When “attacked” the body goes into defence/self-protection mode. There is a complex internal physical response to the injury. This response involves powerful chemicals produced by the body called endorphins. These work to enable the person to cope with their injury by giving a natural tranquillising effect to relieve the pain, thereby giving relief to both physical and emotional pain, and causing a calming effect on the person.
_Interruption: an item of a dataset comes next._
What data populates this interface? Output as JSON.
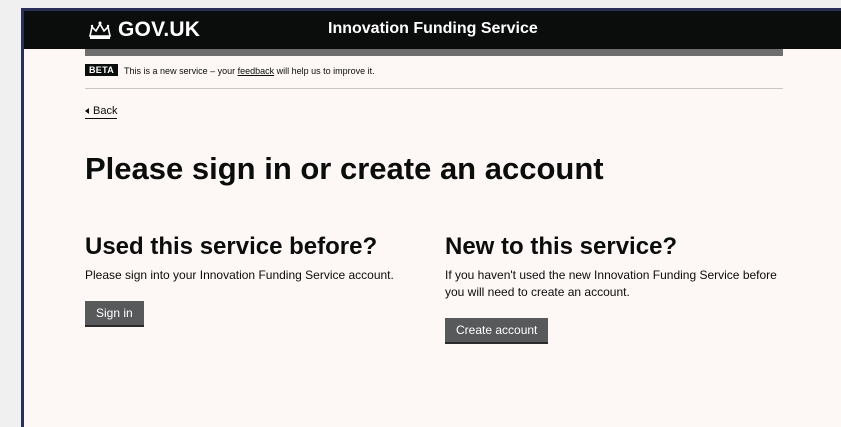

The endorphins also lift the mood, giving a high to enable the “fight or flight” response with a sense of “buzz” or energising effect. As with other highs, once experienced there is a tendency to want to experience the effect again. This leads to the temptation to repeat the self-harm when the internal emotional tension and pressure begin to build again. This can lead to an habitual need to cope with distress in this way – the effects are psychologically addictive.